Mr. Speaker, concerning the naming

of the Sports Stadia, the two have already been named, for the Sekondi Sports Stadium, it is going to be named after Edward Acquah, a footballer that we all know of. I am even happy that this has been raised because the area where the stadium is situated is Inchaban, not Essipong; Essipong is the place where the contractors are residing.

If anything, the name should be “Sekondi Sports Stadium” which we

all know and which we all approved in Parliament. So if it is named after a footballer, all of us would like it. As at now Inchaban's name does not even come in at all. If it is “Edward Acquah Sports Stadium, Sekondi”, there will be no noise because my Chiefs are agitating so much as regards the naming after Essipong.

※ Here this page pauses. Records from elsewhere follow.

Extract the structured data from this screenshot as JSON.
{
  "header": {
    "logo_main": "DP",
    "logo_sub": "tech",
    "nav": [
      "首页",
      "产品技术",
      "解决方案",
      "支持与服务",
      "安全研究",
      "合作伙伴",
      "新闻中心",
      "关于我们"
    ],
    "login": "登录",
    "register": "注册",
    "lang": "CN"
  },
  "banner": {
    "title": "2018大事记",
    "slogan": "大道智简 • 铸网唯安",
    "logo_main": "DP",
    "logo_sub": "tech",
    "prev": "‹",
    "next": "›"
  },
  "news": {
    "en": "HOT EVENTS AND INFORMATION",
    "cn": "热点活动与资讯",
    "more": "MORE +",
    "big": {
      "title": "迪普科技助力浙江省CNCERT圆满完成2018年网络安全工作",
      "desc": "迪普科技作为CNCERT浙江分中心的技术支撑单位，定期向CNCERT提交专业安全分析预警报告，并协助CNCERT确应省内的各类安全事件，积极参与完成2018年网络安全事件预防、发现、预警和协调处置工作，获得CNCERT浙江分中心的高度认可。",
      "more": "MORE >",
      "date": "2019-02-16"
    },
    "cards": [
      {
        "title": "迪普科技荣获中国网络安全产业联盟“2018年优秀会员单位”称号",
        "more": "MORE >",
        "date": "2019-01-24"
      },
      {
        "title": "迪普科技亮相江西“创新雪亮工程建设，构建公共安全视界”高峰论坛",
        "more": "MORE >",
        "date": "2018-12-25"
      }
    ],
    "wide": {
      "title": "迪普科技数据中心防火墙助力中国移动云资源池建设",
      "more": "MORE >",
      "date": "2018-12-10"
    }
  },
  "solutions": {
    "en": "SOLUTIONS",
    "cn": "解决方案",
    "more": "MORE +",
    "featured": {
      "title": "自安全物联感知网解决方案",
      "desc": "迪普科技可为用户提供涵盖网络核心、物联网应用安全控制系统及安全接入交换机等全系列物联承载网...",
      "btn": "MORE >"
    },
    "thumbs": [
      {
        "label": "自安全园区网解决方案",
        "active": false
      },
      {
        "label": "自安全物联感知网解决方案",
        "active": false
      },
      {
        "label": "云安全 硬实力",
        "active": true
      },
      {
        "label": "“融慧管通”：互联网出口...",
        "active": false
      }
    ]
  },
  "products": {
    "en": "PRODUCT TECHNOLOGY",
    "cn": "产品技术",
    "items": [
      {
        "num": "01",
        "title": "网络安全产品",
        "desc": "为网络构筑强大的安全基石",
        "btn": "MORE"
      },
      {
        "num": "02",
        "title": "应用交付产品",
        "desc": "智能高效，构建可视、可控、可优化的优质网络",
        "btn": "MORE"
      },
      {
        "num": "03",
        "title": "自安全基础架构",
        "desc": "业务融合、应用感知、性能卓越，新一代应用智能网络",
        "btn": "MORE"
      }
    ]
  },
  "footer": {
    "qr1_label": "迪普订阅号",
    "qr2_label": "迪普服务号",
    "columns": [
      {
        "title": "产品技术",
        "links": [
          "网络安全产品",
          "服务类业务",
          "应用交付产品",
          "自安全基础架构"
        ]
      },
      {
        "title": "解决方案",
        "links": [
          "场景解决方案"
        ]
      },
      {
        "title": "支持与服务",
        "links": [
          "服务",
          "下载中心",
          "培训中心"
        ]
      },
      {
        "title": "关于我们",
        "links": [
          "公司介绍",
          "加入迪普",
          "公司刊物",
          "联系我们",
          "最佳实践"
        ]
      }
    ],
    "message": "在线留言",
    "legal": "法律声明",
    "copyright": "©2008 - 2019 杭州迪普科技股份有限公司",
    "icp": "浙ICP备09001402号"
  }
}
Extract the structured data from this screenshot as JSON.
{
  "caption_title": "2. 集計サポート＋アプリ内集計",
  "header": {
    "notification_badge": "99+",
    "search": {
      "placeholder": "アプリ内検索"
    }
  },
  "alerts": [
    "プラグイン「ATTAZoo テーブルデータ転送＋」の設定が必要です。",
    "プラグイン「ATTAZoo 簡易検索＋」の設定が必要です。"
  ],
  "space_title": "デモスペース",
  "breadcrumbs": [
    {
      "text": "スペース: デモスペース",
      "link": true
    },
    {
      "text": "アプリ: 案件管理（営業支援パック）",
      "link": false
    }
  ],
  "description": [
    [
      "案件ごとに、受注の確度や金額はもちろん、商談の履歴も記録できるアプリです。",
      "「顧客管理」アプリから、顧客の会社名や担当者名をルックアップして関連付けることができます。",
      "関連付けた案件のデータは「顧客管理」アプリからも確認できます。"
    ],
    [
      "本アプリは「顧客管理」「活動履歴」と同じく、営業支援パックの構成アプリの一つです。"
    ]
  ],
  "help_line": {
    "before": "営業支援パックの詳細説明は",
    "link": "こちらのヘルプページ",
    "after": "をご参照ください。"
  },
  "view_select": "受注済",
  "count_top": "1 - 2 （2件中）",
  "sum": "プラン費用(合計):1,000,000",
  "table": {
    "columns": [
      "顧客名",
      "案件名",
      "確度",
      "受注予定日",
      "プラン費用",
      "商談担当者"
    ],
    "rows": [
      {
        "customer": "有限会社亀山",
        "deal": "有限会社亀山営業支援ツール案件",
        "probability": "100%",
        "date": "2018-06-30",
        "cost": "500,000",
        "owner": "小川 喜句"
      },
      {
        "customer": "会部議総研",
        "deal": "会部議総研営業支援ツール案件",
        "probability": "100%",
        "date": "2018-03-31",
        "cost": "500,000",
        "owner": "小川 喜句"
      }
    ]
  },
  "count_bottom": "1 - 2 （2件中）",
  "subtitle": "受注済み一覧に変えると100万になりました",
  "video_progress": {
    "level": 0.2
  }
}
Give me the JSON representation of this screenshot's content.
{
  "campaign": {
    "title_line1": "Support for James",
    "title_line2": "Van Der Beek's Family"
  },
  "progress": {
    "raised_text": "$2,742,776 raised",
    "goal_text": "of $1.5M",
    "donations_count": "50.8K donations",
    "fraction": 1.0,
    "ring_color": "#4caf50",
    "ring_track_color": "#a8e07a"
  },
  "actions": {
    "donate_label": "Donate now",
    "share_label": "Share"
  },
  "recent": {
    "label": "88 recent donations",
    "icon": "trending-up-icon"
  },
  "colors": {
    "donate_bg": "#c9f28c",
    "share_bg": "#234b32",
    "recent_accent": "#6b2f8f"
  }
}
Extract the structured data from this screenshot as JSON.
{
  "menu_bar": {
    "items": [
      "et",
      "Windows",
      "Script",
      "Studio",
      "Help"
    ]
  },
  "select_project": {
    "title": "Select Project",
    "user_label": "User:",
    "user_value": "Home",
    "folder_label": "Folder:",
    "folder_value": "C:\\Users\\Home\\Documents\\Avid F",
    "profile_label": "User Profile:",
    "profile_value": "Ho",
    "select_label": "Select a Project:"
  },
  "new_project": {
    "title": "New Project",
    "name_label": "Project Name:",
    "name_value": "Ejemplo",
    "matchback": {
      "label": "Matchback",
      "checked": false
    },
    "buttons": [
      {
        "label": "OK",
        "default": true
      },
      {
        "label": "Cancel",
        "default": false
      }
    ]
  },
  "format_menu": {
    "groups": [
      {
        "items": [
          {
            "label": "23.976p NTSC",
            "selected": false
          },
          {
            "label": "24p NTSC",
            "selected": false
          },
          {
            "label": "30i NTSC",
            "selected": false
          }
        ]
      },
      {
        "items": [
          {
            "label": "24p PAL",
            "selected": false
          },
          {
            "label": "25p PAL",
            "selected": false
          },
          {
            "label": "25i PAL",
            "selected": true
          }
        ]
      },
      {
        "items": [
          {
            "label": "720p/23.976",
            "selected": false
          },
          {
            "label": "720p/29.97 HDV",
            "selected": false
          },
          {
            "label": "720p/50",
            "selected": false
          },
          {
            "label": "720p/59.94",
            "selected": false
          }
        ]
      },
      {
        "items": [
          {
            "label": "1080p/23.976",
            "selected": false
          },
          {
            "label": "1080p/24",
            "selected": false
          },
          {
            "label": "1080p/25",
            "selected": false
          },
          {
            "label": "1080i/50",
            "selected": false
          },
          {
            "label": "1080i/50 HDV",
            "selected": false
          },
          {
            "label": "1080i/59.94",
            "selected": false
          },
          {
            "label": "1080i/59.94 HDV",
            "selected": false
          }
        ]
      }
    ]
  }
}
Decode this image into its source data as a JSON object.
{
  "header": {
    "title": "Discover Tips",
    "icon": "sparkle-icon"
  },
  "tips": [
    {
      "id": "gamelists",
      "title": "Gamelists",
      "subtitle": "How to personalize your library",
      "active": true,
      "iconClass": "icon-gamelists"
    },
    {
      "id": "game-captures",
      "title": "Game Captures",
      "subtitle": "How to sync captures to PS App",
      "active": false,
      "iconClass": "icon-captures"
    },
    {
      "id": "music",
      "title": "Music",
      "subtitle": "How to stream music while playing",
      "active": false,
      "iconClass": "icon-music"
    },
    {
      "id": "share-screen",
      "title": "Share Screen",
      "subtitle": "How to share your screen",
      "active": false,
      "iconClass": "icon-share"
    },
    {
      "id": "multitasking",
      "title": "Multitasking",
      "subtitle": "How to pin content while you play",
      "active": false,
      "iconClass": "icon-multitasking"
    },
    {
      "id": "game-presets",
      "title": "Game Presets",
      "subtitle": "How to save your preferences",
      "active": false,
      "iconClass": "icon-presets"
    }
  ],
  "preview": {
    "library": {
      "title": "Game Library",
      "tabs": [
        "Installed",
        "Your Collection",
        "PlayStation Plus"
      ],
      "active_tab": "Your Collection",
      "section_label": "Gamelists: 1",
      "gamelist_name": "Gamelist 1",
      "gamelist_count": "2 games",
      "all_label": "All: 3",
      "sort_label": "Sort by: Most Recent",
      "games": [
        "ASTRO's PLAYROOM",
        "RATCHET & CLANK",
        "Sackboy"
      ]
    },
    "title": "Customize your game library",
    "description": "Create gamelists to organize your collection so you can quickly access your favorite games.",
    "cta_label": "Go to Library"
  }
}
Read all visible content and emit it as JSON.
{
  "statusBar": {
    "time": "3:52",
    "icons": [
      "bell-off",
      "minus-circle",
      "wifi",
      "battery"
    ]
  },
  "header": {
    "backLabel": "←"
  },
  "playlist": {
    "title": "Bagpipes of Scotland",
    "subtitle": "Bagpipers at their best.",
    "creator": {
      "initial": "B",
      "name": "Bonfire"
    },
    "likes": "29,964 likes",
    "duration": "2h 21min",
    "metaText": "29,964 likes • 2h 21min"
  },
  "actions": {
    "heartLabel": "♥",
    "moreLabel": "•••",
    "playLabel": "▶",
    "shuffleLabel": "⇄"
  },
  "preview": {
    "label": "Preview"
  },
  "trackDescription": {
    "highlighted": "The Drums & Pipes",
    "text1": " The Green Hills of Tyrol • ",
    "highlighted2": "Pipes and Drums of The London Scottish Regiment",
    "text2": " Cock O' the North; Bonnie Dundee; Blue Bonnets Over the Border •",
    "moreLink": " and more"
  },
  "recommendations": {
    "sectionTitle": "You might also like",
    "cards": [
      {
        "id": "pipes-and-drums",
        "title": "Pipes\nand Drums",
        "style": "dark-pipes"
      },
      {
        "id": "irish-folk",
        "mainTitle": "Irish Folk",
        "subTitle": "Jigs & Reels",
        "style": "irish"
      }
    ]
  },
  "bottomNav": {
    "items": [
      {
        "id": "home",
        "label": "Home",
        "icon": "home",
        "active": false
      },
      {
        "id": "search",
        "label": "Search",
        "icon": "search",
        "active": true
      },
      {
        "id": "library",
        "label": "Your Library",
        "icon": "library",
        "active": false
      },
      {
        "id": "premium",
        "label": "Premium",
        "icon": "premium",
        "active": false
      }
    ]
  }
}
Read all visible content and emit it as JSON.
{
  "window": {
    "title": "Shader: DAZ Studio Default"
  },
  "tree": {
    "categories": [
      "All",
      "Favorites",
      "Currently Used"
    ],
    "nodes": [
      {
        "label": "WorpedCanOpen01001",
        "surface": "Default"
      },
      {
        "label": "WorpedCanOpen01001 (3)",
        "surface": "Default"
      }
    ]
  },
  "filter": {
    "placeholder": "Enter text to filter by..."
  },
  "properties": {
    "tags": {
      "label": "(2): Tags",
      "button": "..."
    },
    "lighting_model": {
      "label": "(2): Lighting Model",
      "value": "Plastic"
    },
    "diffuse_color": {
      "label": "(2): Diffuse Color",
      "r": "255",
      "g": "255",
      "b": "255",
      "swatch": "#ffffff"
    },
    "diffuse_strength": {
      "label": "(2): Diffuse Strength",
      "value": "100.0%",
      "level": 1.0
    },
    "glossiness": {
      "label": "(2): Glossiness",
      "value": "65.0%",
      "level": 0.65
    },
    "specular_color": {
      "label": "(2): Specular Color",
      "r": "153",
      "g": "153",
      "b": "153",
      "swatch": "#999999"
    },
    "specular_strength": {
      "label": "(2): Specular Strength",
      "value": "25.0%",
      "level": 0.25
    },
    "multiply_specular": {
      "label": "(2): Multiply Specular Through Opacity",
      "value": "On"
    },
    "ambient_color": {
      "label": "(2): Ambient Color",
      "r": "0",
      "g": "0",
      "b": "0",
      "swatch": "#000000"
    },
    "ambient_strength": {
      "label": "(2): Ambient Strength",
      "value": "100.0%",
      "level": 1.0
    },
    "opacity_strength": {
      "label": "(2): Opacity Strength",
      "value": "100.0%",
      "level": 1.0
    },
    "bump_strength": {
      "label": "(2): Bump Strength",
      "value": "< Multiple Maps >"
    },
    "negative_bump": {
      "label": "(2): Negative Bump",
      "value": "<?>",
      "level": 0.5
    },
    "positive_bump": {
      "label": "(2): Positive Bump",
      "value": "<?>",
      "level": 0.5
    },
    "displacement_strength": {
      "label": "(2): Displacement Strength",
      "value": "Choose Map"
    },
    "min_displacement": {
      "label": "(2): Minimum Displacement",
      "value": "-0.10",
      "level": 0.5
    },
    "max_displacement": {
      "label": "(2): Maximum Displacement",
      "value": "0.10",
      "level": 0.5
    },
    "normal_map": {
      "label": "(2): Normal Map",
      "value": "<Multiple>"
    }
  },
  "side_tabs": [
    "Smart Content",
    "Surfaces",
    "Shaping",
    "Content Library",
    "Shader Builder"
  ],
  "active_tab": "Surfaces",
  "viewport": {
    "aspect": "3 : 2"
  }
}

Mr. Speaker, as I say this I thank every hon. Member here, I also urge all of us to keep on encouraging them to play and also win. Let us all hope that they are going to win, and win massively.
Papa Owusu-Ankomah 11:20 a.m.
On a point
of order. Mr. Speaker, just a point of correction. The stadium is now known as “Sekondi Sports Stadium”, it is not “Essipong Sports Stadium”. I just wanted to correct my hon. Colleague. It is Sekondi Sports Stadium, not Essipong Sports Stadium.
Mrs. Baiden-Amissah 11:20 a.m.
Mr. Speaker,
I am very happy that the hon. Member of Parliament for Sekondi has come out with the correction that it is not Essipong Sports Stadium. But pressmen keep saying Essipong Sports Stadium. Even the hon. Minister for Information and National Orientation mentioned Essipong Sports Stadium on the day that we were having -- the People's Assembly.
Mr. Speaker 11:20 a.m.
Deputy Minister, are
you concluding?
Mrs. Baiden-Amissah 11:20 a.m.
Mr. Speaker,
so the name is “Sekondi Sports Stadium”, not “Essipong Sports Stadium”, and it would subsequently be named after Edward Acquah; it would be “Edward Acquah Sports Stadium”. Mr. Speaker, thank you very much.
Mr. Speaker 11:20 a.m.
At the Commencement
of Public Business, Item 5 -- Committee Sitting. Leadership?
Mr. Kyei-Mensah-Bonsu 11:20 a.m.
Mr. Speaker, it is the beginning of the Meeting, and we have done justice to today's agenda. Mr. Speaker, in the circumstance, may I move, that this honourable House do now adjourn until tomorrow at ten o'clock in the forenoon.
Mr. John Tia 11:20 a.m.
Mr. Speaker, I rise to
second the motion.
Question put and motion agreed to.
ADJOURNMENT 11:20 a.m.